23 September 2019

Little Girl Lost

There are tons of Easter eggs scattered throughout the Hollywood Tower Hotel, also known as the Tower of Terror, to the spookiest show, and attraction inspiration, The Twilight Zone. The hidden nods are tucked away on bookshelves, in the audio of the attraction, and permeate almost every area of the hotel’s grounds. If there is one tribute I am drawn to more than any other, however, it is the chalk outlined bricks that reside along the wall as you make your way from your service elevator over to on-ride photo viewing area.

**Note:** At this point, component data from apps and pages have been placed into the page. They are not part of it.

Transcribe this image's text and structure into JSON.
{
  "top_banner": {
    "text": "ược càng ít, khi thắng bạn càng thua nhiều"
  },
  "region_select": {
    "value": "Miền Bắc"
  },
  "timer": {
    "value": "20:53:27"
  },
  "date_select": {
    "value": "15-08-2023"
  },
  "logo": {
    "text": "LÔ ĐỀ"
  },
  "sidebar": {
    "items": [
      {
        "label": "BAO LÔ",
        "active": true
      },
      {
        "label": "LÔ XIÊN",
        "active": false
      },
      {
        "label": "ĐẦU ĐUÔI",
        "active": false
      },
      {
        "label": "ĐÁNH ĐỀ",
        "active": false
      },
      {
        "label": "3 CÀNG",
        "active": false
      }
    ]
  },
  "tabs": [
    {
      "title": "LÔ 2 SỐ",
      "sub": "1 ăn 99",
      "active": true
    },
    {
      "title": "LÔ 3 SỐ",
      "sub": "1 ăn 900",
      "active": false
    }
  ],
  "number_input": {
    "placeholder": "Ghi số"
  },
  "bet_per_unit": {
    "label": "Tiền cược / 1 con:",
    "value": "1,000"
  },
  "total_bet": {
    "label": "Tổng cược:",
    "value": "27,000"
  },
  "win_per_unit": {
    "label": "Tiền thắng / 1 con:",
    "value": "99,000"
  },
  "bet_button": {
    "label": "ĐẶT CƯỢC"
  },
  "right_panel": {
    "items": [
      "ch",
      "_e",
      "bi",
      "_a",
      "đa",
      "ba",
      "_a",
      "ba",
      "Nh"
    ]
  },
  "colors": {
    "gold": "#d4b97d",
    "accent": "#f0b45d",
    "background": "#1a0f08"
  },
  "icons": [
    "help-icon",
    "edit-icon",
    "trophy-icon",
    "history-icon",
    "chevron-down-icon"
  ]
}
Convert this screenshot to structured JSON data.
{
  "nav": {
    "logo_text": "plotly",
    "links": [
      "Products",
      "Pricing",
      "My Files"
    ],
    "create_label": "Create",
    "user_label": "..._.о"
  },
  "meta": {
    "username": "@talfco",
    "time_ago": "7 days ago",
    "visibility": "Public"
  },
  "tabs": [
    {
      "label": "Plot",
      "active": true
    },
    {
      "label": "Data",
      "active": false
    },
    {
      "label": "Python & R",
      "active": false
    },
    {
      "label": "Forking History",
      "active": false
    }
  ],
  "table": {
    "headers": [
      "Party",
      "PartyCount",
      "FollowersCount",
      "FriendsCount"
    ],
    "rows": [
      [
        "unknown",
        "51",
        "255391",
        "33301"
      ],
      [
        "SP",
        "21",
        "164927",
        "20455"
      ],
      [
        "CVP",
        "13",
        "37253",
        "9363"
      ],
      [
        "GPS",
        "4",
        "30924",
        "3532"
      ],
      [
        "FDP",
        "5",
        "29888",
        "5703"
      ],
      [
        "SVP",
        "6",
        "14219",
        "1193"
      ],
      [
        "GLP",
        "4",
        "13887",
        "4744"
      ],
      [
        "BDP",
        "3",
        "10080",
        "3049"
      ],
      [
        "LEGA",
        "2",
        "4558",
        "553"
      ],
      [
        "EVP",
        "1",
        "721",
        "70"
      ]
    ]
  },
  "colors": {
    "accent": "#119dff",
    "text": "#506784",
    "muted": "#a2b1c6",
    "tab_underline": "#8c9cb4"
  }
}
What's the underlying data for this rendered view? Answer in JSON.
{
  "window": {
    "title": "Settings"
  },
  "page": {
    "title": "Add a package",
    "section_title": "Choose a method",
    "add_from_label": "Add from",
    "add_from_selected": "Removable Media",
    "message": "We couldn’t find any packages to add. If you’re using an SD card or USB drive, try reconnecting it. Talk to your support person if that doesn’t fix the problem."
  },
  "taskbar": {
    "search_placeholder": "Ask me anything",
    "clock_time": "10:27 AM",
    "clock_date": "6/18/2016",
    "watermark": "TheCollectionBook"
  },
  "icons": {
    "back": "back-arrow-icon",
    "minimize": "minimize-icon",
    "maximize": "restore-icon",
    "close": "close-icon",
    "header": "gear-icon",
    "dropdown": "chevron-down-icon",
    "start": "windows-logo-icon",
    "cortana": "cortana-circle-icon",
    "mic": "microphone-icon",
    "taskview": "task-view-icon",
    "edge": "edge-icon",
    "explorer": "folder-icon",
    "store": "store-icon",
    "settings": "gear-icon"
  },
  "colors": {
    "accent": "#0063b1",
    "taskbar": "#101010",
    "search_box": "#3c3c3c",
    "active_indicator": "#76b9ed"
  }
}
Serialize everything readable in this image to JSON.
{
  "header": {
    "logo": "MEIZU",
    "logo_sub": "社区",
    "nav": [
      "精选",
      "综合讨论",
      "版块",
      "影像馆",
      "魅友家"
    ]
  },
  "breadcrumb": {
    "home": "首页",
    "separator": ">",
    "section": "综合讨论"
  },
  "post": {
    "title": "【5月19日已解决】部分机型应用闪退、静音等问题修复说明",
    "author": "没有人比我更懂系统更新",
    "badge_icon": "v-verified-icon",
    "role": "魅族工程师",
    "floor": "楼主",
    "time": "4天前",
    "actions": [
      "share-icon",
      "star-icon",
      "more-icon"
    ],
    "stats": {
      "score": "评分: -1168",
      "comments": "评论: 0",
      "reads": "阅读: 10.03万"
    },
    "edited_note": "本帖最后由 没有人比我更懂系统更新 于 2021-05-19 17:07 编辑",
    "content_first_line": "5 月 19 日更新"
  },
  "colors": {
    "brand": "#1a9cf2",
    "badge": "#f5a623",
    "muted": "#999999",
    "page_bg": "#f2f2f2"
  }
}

In the 26th episode of The Twilight Zone’s third season we are introduced to a family desperately seeking their daughter in Little Girl Lost, based upon the short story by Richard Matheson. The little girl in question, Tina, is missing, but can be heard crying and calling to her parents from multiple places within their house. Their family friend, and local physicist, arrives and find a space between worlds is imbedded in Tina’s bedroom wall. The friend, Bill, explains that a parallel dimension has butted up against our own and has created a portal where it intersects with the wall. Bill outlines the portal that leads to the fourth dimension, Tina’s father ends up in the fourth dimension, and returns with his daughter just as the portal shrinks and disappears, leaving only the chalk outline.

It is this outline, surrounding red bricks in the exit to the Tower of Terror, which exists as a clever homage to the 1962 episode. Little Girl Lost, with its limited cast, small set, and minute effects is a great example of how The Twilight Zone emphasized story over jump scares to create truly eerie view experiences. It is this dedication to storytelling, a passion shared by Imagineering and Rod Serling, which sets the attraction and show intangibly above many of their peers. Or, as it is put in Serling’s closing of the episode, “Despite a battery of research physicists equipped with every device known to man, electronic and otherwise, no result was ever achieved, except perhaps a little more respect for and uncertainty about the mechanisms of the Twilight Zone.

1 comment:

Dean Finder said...

Also parodied beautifully in a Simpsons Treehouse of Horror